Although much of the minimum wage debate centers on the effects of minimum wage increases on employment, an increase in the minimum wage might also lead to higher prices by increasing labor costs or by increasing incomes and, thus, demand. Sharat Ganapati and Jeffrey Weaver of Yale conclude that minimum wage increases have no economically significant effect on the prices of food purchased at grocery stores and wholesale clubs, a sector that is particularly important for households in the lowest income quintile. They explain that this very weak pass-through stems from the fact that low-wage labor accounts for only a very small share of costs in this sector. They find that minimum-wage labor is a small share of costs in all sectors other than restaurants and fast food. They conclude that minimum wage increases will have almost no effect on prices in most sectors.
Land use restrictions in high productivity US cities lowered growth by half over the last several decades

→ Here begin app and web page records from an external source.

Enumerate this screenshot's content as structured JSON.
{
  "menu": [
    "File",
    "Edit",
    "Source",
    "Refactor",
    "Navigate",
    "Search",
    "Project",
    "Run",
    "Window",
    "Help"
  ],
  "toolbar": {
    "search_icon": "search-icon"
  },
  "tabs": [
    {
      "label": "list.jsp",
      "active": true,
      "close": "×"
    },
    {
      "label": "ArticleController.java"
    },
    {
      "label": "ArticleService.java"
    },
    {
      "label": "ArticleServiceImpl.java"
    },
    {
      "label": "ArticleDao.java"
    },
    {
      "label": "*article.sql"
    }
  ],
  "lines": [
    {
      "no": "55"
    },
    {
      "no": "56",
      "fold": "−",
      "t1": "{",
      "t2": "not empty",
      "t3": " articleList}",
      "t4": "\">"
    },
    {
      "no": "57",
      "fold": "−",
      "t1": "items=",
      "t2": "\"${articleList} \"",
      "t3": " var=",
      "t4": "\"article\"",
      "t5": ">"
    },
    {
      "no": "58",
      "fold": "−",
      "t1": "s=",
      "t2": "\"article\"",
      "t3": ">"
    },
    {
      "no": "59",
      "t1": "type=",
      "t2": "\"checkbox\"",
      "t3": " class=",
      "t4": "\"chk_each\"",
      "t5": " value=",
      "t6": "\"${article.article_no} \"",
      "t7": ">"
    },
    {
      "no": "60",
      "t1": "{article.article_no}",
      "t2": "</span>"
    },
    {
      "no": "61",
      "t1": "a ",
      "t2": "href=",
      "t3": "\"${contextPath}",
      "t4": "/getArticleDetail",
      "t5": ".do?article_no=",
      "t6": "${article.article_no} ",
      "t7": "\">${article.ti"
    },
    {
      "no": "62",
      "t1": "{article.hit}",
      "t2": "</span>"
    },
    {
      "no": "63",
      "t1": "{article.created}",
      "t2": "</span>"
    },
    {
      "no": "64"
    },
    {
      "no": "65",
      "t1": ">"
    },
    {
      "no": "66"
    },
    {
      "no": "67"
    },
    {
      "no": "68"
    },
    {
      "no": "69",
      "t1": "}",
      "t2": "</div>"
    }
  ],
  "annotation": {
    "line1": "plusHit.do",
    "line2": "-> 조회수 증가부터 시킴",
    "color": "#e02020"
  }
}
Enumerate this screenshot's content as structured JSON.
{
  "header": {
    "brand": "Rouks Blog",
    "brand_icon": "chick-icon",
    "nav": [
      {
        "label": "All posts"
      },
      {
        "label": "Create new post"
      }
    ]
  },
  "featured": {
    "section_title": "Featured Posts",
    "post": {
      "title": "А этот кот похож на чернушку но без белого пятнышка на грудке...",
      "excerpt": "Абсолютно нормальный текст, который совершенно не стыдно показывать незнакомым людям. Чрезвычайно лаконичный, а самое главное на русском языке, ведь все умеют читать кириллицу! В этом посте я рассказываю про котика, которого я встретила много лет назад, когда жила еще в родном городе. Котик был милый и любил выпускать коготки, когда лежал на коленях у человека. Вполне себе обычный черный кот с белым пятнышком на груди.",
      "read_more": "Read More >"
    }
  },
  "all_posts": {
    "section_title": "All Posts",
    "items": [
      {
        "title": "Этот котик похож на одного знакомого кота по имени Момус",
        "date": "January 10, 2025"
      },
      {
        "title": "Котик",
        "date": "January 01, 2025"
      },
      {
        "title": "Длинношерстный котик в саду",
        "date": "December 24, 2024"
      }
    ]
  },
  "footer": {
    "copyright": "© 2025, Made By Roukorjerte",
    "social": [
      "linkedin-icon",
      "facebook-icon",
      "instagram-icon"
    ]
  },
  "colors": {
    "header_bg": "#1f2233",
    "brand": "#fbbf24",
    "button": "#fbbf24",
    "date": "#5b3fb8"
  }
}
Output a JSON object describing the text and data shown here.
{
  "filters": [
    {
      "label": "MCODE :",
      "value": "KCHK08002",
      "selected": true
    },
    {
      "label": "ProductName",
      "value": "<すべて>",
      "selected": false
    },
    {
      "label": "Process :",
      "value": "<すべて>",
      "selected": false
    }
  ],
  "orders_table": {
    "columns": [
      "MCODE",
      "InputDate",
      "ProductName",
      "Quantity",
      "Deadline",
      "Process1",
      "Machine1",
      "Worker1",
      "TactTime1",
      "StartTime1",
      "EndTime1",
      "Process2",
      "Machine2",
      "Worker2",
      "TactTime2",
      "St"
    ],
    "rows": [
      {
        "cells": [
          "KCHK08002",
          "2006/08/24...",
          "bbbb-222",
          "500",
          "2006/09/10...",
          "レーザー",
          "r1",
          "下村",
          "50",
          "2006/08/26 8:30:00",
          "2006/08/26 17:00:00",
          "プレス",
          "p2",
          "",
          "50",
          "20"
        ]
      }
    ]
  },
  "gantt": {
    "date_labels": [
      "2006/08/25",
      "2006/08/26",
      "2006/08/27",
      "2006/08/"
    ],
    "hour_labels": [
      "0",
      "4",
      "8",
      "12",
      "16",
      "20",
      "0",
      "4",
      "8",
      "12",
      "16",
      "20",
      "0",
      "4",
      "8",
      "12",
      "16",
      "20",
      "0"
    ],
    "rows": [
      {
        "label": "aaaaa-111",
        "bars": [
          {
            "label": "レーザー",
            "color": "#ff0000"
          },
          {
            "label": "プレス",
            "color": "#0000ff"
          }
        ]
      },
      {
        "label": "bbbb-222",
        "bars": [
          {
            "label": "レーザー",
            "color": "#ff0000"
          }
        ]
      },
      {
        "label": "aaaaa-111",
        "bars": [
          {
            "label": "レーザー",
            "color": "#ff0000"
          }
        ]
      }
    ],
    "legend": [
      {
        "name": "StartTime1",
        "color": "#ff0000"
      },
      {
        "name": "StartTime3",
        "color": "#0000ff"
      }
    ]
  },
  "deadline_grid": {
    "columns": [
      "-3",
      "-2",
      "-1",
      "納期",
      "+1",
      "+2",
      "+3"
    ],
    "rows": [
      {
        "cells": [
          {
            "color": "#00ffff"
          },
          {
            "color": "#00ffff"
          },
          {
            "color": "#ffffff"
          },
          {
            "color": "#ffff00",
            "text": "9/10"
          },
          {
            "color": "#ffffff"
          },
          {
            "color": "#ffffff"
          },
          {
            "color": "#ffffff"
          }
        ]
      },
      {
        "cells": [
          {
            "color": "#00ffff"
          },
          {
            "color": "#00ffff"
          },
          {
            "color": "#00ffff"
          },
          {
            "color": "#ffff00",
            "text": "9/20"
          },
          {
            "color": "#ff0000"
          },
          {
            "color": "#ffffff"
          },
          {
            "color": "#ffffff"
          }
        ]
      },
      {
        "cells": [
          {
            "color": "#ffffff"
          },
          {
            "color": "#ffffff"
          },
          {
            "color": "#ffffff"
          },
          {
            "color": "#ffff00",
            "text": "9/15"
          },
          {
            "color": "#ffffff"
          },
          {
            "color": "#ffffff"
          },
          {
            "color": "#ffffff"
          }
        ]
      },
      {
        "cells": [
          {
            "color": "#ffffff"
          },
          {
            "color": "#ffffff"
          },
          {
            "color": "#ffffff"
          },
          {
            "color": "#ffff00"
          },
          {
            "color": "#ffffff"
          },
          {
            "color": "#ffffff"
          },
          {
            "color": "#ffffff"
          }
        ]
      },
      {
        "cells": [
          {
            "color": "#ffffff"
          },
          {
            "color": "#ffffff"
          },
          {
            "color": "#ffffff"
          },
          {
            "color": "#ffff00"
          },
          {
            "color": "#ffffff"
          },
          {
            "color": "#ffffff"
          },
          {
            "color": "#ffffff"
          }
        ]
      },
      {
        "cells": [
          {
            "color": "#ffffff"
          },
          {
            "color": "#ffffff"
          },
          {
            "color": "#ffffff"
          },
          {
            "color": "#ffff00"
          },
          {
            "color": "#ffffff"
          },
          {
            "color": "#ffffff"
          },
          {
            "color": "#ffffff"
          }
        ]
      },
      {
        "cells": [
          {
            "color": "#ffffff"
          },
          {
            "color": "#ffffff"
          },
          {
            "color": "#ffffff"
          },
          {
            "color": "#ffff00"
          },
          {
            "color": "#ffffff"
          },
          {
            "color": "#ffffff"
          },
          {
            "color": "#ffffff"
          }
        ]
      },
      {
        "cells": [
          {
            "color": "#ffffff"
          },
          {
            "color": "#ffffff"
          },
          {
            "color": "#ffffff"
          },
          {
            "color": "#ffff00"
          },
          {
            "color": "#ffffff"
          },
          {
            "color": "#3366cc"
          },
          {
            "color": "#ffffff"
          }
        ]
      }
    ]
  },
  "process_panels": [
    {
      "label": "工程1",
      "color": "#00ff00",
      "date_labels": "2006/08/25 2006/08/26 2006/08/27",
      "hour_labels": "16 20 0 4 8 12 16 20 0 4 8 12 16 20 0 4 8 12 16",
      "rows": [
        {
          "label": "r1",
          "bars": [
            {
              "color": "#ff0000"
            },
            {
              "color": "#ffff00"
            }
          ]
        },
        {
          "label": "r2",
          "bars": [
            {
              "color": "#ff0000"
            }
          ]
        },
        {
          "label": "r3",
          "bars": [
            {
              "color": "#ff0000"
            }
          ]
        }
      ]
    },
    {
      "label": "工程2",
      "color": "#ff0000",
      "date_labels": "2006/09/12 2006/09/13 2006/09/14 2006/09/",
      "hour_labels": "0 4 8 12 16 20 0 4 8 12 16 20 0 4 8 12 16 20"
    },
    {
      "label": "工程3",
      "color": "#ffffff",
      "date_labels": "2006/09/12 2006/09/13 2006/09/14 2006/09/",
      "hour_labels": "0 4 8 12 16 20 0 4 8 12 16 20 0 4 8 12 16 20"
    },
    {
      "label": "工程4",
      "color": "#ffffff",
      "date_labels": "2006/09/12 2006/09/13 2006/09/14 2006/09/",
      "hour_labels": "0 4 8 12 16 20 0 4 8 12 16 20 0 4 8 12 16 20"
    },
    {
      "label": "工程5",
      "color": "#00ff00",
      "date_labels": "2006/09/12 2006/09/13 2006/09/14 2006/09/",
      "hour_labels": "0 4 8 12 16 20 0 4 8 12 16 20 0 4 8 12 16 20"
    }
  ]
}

Cities such as New York and San Francisco that experienced the highest labor productivity growth over the past few decades also adopted restrictions on new housing construction, driving up housing prices and preventing workers from other areas from moving to take advantage of the higher productivity. Using data from 220 US metropolitan areas, Chang-Tai Hsieh of the University of Chicago and Enrico Moretti of the University of California, Berkeley find that such land use restrictions lowered aggregate GDP growth by about 50 percent between 1964 and 2009.